Component data from apps and pages:
========================================================================

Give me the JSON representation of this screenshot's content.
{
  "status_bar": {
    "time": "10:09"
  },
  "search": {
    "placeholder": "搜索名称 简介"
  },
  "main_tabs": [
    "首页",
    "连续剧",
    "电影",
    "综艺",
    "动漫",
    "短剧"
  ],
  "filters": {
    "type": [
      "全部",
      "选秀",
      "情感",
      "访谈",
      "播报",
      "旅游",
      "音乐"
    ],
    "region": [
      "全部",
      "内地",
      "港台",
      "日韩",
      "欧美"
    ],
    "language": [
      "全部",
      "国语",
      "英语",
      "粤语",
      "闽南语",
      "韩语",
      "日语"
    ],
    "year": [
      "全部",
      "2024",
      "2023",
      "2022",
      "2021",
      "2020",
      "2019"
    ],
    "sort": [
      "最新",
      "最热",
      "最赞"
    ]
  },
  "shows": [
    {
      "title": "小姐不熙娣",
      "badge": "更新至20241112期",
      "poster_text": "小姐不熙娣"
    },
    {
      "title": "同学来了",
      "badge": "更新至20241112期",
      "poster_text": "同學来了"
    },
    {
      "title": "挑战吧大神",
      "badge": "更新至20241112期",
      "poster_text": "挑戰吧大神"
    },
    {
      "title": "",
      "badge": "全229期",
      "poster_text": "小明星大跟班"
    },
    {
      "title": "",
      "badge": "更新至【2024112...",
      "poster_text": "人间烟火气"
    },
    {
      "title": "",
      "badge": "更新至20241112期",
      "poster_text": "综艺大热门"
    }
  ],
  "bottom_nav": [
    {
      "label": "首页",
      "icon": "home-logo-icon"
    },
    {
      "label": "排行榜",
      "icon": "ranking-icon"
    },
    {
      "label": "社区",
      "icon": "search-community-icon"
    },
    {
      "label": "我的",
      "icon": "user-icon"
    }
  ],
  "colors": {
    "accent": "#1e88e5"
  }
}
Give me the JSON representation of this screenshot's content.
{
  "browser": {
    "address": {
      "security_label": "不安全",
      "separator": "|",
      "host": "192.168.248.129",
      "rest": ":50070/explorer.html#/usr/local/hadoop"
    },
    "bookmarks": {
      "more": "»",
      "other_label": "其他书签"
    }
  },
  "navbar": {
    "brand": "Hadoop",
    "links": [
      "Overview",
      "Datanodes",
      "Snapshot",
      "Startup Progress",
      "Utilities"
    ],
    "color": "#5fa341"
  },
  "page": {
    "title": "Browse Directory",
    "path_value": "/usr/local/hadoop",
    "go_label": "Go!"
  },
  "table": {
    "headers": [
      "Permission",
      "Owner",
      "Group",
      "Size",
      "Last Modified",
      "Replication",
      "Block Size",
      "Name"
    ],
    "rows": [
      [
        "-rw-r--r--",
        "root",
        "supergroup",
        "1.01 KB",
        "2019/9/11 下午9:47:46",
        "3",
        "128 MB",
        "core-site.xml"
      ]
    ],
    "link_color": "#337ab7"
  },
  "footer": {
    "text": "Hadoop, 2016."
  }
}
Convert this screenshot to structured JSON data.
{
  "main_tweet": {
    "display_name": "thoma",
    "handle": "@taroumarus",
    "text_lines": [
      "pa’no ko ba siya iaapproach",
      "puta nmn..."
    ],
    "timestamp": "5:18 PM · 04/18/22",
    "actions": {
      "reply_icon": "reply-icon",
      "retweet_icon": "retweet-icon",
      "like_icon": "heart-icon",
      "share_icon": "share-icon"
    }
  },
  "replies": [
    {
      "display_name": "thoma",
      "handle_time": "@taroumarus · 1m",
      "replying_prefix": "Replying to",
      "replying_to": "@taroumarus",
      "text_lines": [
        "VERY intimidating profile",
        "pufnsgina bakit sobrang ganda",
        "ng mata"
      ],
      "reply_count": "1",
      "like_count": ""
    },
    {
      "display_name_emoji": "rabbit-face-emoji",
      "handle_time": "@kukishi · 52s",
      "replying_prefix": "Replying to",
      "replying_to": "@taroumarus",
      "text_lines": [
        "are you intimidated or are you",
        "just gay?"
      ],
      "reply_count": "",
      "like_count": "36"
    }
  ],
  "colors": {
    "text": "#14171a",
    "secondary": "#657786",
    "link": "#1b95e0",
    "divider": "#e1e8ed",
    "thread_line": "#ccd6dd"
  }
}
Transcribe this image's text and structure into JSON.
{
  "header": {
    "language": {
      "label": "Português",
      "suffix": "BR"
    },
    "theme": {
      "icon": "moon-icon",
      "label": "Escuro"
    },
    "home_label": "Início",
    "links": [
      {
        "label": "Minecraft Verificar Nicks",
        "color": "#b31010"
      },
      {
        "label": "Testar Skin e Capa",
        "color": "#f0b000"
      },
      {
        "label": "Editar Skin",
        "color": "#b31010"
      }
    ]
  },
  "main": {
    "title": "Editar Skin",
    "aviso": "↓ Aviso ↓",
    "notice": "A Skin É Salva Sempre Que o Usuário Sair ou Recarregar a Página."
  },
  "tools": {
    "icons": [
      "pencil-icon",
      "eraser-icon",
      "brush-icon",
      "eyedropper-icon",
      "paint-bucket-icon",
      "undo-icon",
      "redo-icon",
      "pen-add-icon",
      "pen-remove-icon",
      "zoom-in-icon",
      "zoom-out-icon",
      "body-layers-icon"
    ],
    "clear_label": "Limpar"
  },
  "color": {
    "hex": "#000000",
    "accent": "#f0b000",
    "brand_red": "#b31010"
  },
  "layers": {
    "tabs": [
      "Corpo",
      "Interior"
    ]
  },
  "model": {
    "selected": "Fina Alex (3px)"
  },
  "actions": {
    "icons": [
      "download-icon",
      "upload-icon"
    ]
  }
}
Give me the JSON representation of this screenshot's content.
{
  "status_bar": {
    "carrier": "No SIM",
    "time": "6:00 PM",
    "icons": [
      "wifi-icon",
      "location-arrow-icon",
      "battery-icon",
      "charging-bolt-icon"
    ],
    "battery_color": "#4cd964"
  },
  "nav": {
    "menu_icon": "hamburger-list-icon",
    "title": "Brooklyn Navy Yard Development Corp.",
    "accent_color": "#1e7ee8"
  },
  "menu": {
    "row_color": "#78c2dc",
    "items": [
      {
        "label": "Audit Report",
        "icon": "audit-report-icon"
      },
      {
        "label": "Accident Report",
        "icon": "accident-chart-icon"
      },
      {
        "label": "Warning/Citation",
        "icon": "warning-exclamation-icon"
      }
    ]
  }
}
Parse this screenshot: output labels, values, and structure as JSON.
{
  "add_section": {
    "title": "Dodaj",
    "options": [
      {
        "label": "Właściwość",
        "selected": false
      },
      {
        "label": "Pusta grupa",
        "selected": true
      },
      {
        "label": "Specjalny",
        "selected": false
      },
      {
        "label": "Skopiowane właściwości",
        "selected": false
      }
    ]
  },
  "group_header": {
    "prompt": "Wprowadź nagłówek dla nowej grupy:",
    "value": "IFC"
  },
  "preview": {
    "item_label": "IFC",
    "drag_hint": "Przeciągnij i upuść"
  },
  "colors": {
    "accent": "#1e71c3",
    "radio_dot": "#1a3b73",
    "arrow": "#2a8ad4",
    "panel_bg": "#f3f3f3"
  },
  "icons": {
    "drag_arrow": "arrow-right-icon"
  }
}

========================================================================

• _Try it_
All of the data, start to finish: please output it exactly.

• _Answer to this task_
Give me the JSON representation of this screenshot's content.
{
  "status_bar": {
    "time": "10:09"
  },
  "search": {
    "placeholder": "搜索名称 简介"
  },
  "main_tabs": [
    "首页",
    "连续剧",
    "电影",
    "综艺",
    "动漫",
    "短剧"
  ],
  "filters": {
    "type": [
      "全部",
      "选秀",
      "情感",
      "访谈",
      "播报",
      "旅游",
      "音乐"
    ],
    "region": [
      "全部",
      "内地",
      "港台",
      "日韩",
      "欧美"
    ],
    "language": [
      "全部",
      "国语",
      "英语",
      "粤语",
      "闽南语",
      "韩语",
      "日语"
    ],
    "year": [
      "全部",
      "2024",
      "2023",
      "2022",
      "2021",
      "2020",
      "2019"
    ],
    "sort": [
      "最新",
      "最热",
      "最赞"
    ]
  },
  "shows": [
    {
      "title": "小姐不熙娣",
      "badge": "更新至20241112期",
      "poster_text": "小姐不熙娣"
    },
    {
      "title": "同学来了",
      "badge": "更新至20241112期",
      "poster_text": "同學来了"
    },
    {
      "title": "挑战吧大神",
      "badge": "更新至20241112期",
      "poster_text": "挑戰吧大神"
    },
    {
      "title": "",
      "badge": "全229期",
      "poster_text": "小明星大跟班"
    },
    {
      "title": "",
      "badge": "更新至【2024112...",
      "poster_text": "人间烟火气"
    },
    {
      "title": "",
      "badge": "更新至20241112期",
      "poster_text": "综艺大热门"
    }
  ],
  "bottom_nav": [
    {
      "label": "首页",
      "icon": "home-logo-icon"
    },
    {
      "label": "排行榜",
      "icon": "ranking-icon"
    },
    {
      "label": "社区",
      "icon": "search-community-icon"
    },
    {
      "label": "我的",
      "icon": "user-icon"
    }
  ],
  "colors": {
    "accent": "#1e88e5"
  }
}
Give me the JSON representation of this screenshot's content.
{
  "browser": {
    "address": {
      "security_label": "不安全",
      "separator": "|",
      "host": "192.168.248.129",
      "rest": ":50070/explorer.html#/usr/local/hadoop"
    },
    "bookmarks": {
      "more": "»",
      "other_label": "其他书签"
    }
  },
  "navbar": {
    "brand": "Hadoop",
    "links": [
      "Overview",
      "Datanodes",
      "Snapshot",
      "Startup Progress",
      "Utilities"
    ],
    "color": "#5fa341"
  },
  "page": {
    "title": "Browse Directory",
    "path_value": "/usr/local/hadoop",
    "go_label": "Go!"
  },
  "table": {
    "headers": [
      "Permission",
      "Owner",
      "Group",
      "Size",
      "Last Modified",
      "Replication",
      "Block Size",
      "Name"
    ],
    "rows": [
      [
        "-rw-r--r--",
        "root",
        "supergroup",
        "1.01 KB",
        "2019/9/11 下午9:47:46",
        "3",
        "128 MB",
        "core-site.xml"
      ]
    ],
    "link_color": "#337ab7"
  },
  "footer": {
    "text": "Hadoop, 2016."
  }
}
Convert this screenshot to structured JSON data.
{
  "main_tweet": {
    "display_name": "thoma",
    "handle": "@taroumarus",
    "text_lines": [
      "pa’no ko ba siya iaapproach",
      "puta nmn..."
    ],
    "timestamp": "5:18 PM · 04/18/22",
    "actions": {
      "reply_icon": "reply-icon",
      "retweet_icon": "retweet-icon",
      "like_icon": "heart-icon",
      "share_icon": "share-icon"
    }
  },
  "replies": [
    {
      "display_name": "thoma",
      "handle_time": "@taroumarus · 1m",
      "replying_prefix": "Replying to",
      "replying_to": "@taroumarus",
      "text_lines": [
        "VERY intimidating profile",
        "pufnsgina bakit sobrang ganda",
        "ng mata"
      ],
      "reply_count": "1",
      "like_count": ""
    },
    {
      "display_name_emoji": "rabbit-face-emoji",
      "handle_time": "@kukishi · 52s",
      "replying_prefix": "Replying to",
      "replying_to": "@taroumarus",
      "text_lines": [
        "are you intimidated or are you",
        "just gay?"
      ],
      "reply_count": "",
      "like_count": "36"
    }
  ],
  "colors": {
    "text": "#14171a",
    "secondary": "#657786",
    "link": "#1b95e0",
    "divider": "#e1e8ed",
    "thread_line": "#ccd6dd"
  }
}
Transcribe this image's text and structure into JSON.
{
  "header": {
    "language": {
      "label": "Português",
      "suffix": "BR"
    },
    "theme": {
      "icon": "moon-icon",
      "label": "Escuro"
    },
    "home_label": "Início",
    "links": [
      {
        "label": "Minecraft Verificar Nicks",
        "color": "#b31010"
      },
      {
        "label": "Testar Skin e Capa",
        "color": "#f0b000"
      },
      {
        "label": "Editar Skin",
        "color": "#b31010"
      }
    ]
  },
  "main": {
    "title": "Editar Skin",
    "aviso": "↓ Aviso ↓",
    "notice": "A Skin É Salva Sempre Que o Usuário Sair ou Recarregar a Página."
  },
  "tools": {
    "icons": [
      "pencil-icon",
      "eraser-icon",
      "brush-icon",
      "eyedropper-icon",
      "paint-bucket-icon",
      "undo-icon",
      "redo-icon",
      "pen-add-icon",
      "pen-remove-icon",
      "zoom-in-icon",
      "zoom-out-icon",
      "body-layers-icon"
    ],
    "clear_label": "Limpar"
  },
  "color": {
    "hex": "#000000",
    "accent": "#f0b000",
    "brand_red": "#b31010"
  },
  "layers": {
    "tabs": [
      "Corpo",
      "Interior"
    ]
  },
  "model": {
    "selected": "Fina Alex (3px)"
  },
  "actions": {
    "icons": [
      "download-icon",
      "upload-icon"
    ]
  }
}
Give me the JSON representation of this screenshot's content.
{
  "status_bar": {
    "carrier": "No SIM",
    "time": "6:00 PM",
    "icons": [
      "wifi-icon",
      "location-arrow-icon",
      "battery-icon",
      "charging-bolt-icon"
    ],
    "battery_color": "#4cd964"
  },
  "nav": {
    "menu_icon": "hamburger-list-icon",
    "title": "Brooklyn Navy Yard Development Corp.",
    "accent_color": "#1e7ee8"
  },
  "menu": {
    "row_color": "#78c2dc",
    "items": [
      {
        "label": "Audit Report",
        "icon": "audit-report-icon"
      },
      {
        "label": "Accident Report",
        "icon": "accident-chart-icon"
      },
      {
        "label": "Warning/Citation",
        "icon": "warning-exclamation-icon"
      }
    ]
  }
}
Parse this screenshot: output labels, values, and structure as JSON.
{
  "add_section": {
    "title": "Dodaj",
    "options": [
      {
        "label": "Właściwość",
        "selected": false
      },
      {
        "label": "Pusta grupa",
        "selected": true
      },
      {
        "label": "Specjalny",
        "selected": false
      },
      {
        "label": "Skopiowane właściwości",
        "selected": false
      }
    ]
  },
  "group_header": {
    "prompt": "Wprowadź nagłówek dla nowej grupy:",
    "value": "IFC"
  },
  "preview": {
    "item_label": "IFC",
    "drag_hint": "Przeciągnij i upuść"
  },
  "colors": {
    "accent": "#1e71c3",
    "radio_dot": "#1a3b73",
    "arrow": "#2a8ad4",
    "panel_bg": "#f3f3f3"
  },
  "icons": {
    "drag_arrow": "arrow-right-icon"
  }
}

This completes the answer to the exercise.